[[ INPUT DATA open ]]
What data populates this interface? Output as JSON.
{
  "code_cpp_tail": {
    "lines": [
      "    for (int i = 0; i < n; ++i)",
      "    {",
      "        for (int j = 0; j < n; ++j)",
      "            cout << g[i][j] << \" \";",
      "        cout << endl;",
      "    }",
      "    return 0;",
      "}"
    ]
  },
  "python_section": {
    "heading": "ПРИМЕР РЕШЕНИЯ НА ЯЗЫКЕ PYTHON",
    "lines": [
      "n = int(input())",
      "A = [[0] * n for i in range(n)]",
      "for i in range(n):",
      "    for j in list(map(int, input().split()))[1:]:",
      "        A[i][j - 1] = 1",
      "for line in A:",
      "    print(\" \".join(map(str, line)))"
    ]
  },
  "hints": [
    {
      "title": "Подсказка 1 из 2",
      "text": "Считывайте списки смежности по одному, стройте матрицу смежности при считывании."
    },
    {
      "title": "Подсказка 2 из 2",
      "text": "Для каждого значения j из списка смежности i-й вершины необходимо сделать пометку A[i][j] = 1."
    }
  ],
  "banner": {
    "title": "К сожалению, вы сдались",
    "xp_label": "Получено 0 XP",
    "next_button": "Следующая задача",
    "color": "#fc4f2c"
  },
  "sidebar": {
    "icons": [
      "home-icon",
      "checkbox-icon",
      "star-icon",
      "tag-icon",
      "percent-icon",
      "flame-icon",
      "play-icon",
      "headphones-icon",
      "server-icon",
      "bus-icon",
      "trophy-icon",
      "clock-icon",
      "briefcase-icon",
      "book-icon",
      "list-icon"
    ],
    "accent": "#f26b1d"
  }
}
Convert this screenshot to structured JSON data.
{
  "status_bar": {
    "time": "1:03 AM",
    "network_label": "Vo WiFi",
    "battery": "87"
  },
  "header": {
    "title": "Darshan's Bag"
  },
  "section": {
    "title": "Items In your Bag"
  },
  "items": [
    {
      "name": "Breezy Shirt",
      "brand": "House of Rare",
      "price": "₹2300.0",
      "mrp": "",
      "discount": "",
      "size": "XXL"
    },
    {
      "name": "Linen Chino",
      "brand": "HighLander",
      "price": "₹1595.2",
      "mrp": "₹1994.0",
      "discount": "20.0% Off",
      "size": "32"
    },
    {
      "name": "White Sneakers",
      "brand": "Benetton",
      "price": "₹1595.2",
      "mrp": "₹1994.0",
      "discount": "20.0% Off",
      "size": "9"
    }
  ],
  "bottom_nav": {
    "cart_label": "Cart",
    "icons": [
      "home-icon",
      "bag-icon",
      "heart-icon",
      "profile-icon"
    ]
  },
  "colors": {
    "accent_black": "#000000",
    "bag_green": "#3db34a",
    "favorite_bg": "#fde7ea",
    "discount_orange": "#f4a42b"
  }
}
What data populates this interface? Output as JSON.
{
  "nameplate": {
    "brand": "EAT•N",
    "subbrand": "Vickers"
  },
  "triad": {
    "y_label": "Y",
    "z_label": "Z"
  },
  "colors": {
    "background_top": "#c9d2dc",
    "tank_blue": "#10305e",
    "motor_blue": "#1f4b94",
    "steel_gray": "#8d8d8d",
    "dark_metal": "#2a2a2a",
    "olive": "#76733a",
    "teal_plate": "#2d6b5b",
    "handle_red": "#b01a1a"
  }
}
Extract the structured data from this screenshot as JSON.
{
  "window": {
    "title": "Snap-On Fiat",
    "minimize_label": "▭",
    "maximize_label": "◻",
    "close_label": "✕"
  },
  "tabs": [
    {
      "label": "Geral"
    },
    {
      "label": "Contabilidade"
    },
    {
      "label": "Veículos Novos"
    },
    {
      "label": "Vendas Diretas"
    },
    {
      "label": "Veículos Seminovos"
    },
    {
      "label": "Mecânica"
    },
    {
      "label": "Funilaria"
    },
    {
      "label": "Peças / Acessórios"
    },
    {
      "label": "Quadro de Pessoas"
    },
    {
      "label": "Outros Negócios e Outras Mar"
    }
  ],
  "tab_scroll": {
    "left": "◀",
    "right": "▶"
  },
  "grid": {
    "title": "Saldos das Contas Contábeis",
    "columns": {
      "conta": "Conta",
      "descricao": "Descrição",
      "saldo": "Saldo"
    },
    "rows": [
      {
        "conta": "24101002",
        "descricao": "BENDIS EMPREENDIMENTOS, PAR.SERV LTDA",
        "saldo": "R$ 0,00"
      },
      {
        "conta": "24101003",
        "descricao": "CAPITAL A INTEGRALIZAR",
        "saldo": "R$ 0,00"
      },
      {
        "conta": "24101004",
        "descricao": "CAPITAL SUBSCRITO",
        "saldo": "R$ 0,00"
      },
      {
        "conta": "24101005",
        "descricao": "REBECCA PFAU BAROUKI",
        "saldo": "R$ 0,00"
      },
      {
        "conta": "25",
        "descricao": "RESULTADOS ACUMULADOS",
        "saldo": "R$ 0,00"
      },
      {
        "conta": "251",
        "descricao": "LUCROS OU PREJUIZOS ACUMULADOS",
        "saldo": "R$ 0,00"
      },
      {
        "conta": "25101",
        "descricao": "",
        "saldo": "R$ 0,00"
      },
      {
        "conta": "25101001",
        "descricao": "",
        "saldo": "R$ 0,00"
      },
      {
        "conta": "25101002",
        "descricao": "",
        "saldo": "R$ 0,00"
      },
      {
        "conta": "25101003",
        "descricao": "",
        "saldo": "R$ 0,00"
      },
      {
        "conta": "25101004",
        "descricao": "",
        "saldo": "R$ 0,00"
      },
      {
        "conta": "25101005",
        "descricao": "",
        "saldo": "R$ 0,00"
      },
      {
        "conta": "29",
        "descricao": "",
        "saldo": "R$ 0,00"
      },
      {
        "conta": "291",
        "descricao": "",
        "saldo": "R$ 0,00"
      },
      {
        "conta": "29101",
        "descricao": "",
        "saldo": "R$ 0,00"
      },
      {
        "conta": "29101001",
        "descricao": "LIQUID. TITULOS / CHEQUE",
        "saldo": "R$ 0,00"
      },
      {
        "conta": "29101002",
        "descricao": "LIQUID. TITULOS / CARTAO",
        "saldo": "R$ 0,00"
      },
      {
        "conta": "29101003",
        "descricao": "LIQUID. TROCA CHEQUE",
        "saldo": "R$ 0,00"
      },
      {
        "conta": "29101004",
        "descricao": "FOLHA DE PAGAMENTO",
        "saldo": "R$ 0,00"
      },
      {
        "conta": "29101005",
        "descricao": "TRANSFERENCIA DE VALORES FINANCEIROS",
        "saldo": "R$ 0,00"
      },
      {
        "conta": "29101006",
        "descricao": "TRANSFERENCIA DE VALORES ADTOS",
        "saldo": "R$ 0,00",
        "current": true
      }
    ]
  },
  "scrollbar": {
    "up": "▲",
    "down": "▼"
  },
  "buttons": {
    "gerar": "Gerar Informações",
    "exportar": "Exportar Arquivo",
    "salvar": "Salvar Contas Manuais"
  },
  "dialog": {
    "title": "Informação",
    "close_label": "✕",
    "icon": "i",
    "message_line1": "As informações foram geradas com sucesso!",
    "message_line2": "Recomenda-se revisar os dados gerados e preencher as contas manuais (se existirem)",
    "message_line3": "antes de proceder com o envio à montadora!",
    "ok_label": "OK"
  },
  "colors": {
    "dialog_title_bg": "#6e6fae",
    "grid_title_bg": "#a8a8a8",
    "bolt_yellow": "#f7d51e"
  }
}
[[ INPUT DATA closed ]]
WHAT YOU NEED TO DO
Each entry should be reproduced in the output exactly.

RESPONSE AREA
What data populates this interface? Output as JSON.
{
  "code_cpp_tail": {
    "lines": [
      "    for (int i = 0; i < n; ++i)",
      "    {",
      "        for (int j = 0; j < n; ++j)",
      "            cout << g[i][j] << \" \";",
      "        cout << endl;",
      "    }",
      "    return 0;",
      "}"
    ]
  },
  "python_section": {
    "heading": "ПРИМЕР РЕШЕНИЯ НА ЯЗЫКЕ PYTHON",
    "lines": [
      "n = int(input())",
      "A = [[0] * n for i in range(n)]",
      "for i in range(n):",
      "    for j in list(map(int, input().split()))[1:]:",
      "        A[i][j - 1] = 1",
      "for line in A:",
      "    print(\" \".join(map(str, line)))"
    ]
  },
  "hints": [
    {
      "title": "Подсказка 1 из 2",
      "text": "Считывайте списки смежности по одному, стройте матрицу смежности при считывании."
    },
    {
      "title": "Подсказка 2 из 2",
      "text": "Для каждого значения j из списка смежности i-й вершины необходимо сделать пометку A[i][j] = 1."
    }
  ],
  "banner": {
    "title": "К сожалению, вы сдались",
    "xp_label": "Получено 0 XP",
    "next_button": "Следующая задача",
    "color": "#fc4f2c"
  },
  "sidebar": {
    "icons": [
      "home-icon",
      "checkbox-icon",
      "star-icon",
      "tag-icon",
      "percent-icon",
      "flame-icon",
      "play-icon",
      "headphones-icon",
      "server-icon",
      "bus-icon",
      "trophy-icon",
      "clock-icon",
      "briefcase-icon",
      "book-icon",
      "list-icon"
    ],
    "accent": "#f26b1d"
  }
}
Convert this screenshot to structured JSON data.
{
  "status_bar": {
    "time": "1:03 AM",
    "network_label": "Vo WiFi",
    "battery": "87"
  },
  "header": {
    "title": "Darshan's Bag"
  },
  "section": {
    "title": "Items In your Bag"
  },
  "items": [
    {
      "name": "Breezy Shirt",
      "brand": "House of Rare",
      "price": "₹2300.0",
      "mrp": "",
      "discount": "",
      "size": "XXL"
    },
    {
      "name": "Linen Chino",
      "brand": "HighLander",
      "price": "₹1595.2",
      "mrp": "₹1994.0",
      "discount": "20.0% Off",
      "size": "32"
    },
    {
      "name": "White Sneakers",
      "brand": "Benetton",
      "price": "₹1595.2",
      "mrp": "₹1994.0",
      "discount": "20.0% Off",
      "size": "9"
    }
  ],
  "bottom_nav": {
    "cart_label": "Cart",
    "icons": [
      "home-icon",
      "bag-icon",
      "heart-icon",
      "profile-icon"
    ]
  },
  "colors": {
    "accent_black": "#000000",
    "bag_green": "#3db34a",
    "favorite_bg": "#fde7ea",
    "discount_orange": "#f4a42b"
  }
}
What data populates this interface? Output as JSON.
{
  "nameplate": {
    "brand": "EAT•N",
    "subbrand": "Vickers"
  },
  "triad": {
    "y_label": "Y",
    "z_label": "Z"
  },
  "colors": {
    "background_top": "#c9d2dc",
    "tank_blue": "#10305e",
    "motor_blue": "#1f4b94",
    "steel_gray": "#8d8d8d",
    "dark_metal": "#2a2a2a",
    "olive": "#76733a",
    "teal_plate": "#2d6b5b",
    "handle_red": "#b01a1a"
  }
}
Extract the structured data from this screenshot as JSON.
{
  "window": {
    "title": "Snap-On Fiat",
    "minimize_label": "▭",
    "maximize_label": "◻",
    "close_label": "✕"
  },
  "tabs": [
    {
      "label": "Geral"
    },
    {
      "label": "Contabilidade"
    },
    {
      "label": "Veículos Novos"
    },
    {
      "label": "Vendas Diretas"
    },
    {
      "label": "Veículos Seminovos"
    },
    {
      "label": "Mecânica"
    },
    {
      "label": "Funilaria"
    },
    {
      "label": "Peças / Acessórios"
    },
    {
      "label": "Quadro de Pessoas"
    },
    {
      "label": "Outros Negócios e Outras Mar"
    }
  ],
  "tab_scroll": {
    "left": "◀",
    "right": "▶"
  },
  "grid": {
    "title": "Saldos das Contas Contábeis",
    "columns": {
      "conta": "Conta",
      "descricao": "Descrição",
      "saldo": "Saldo"
    },
    "rows": [
      {
        "conta": "24101002",
        "descricao": "BENDIS EMPREENDIMENTOS, PAR.SERV LTDA",
        "saldo": "R$ 0,00"
      },
      {
        "conta": "24101003",
        "descricao": "CAPITAL A INTEGRALIZAR",
        "saldo": "R$ 0,00"
      },
      {
        "conta": "24101004",
        "descricao": "CAPITAL SUBSCRITO",
        "saldo": "R$ 0,00"
      },
      {
        "conta": "24101005",
        "descricao": "REBECCA PFAU BAROUKI",
        "saldo": "R$ 0,00"
      },
      {
        "conta": "25",
        "descricao": "RESULTADOS ACUMULADOS",
        "saldo": "R$ 0,00"
      },
      {
        "conta": "251",
        "descricao": "LUCROS OU PREJUIZOS ACUMULADOS",
        "saldo": "R$ 0,00"
      },
      {
        "conta": "25101",
        "descricao": "",
        "saldo": "R$ 0,00"
      },
      {
        "conta": "25101001",
        "descricao": "",
        "saldo": "R$ 0,00"
      },
      {
        "conta": "25101002",
        "descricao": "",
        "saldo": "R$ 0,00"
      },
      {
        "conta": "25101003",
        "descricao": "",
        "saldo": "R$ 0,00"
      },
      {
        "conta": "25101004",
        "descricao": "",
        "saldo": "R$ 0,00"
      },
      {
        "conta": "25101005",
        "descricao": "",
        "saldo": "R$ 0,00"
      },
      {
        "conta": "29",
        "descricao": "",
        "saldo": "R$ 0,00"
      },
      {
        "conta": "291",
        "descricao": "",
        "saldo": "R$ 0,00"
      },
      {
        "conta": "29101",
        "descricao": "",
        "saldo": "R$ 0,00"
      },
      {
        "conta": "29101001",
        "descricao": "LIQUID. TITULOS / CHEQUE",
        "saldo": "R$ 0,00"
      },
      {
        "conta": "29101002",
        "descricao": "LIQUID. TITULOS / CARTAO",
        "saldo": "R$ 0,00"
      },
      {
        "conta": "29101003",
        "descricao": "LIQUID. TROCA CHEQUE",
        "saldo": "R$ 0,00"
      },
      {
        "conta": "29101004",
        "descricao": "FOLHA DE PAGAMENTO",
        "saldo": "R$ 0,00"
      },
      {
        "conta": "29101005",
        "descricao": "TRANSFERENCIA DE VALORES FINANCEIROS",
        "saldo": "R$ 0,00"
      },
      {
        "conta": "29101006",
        "descricao": "TRANSFERENCIA DE VALORES ADTOS",
        "saldo": "R$ 0,00",
        "current": true
      }
    ]
  },
  "scrollbar": {
    "up": "▲",
    "down": "▼"
  },
  "buttons": {
    "gerar": "Gerar Informações",
    "exportar": "Exportar Arquivo",
    "salvar": "Salvar Contas Manuais"
  },
  "dialog": {
    "title": "Informação",
    "close_label": "✕",
    "icon": "i",
    "message_line1": "As informações foram geradas com sucesso!",
    "message_line2": "Recomenda-se revisar os dados gerados e preencher as contas manuais (se existirem)",
    "message_line3": "antes de proceder com o envio à montadora!",
    "ok_label": "OK"
  },
  "colors": {
    "dialog_title_bg": "#6e6fae",
    "grid_title_bg": "#a8a8a8",
    "bolt_yellow": "#f7d51e"
  }
}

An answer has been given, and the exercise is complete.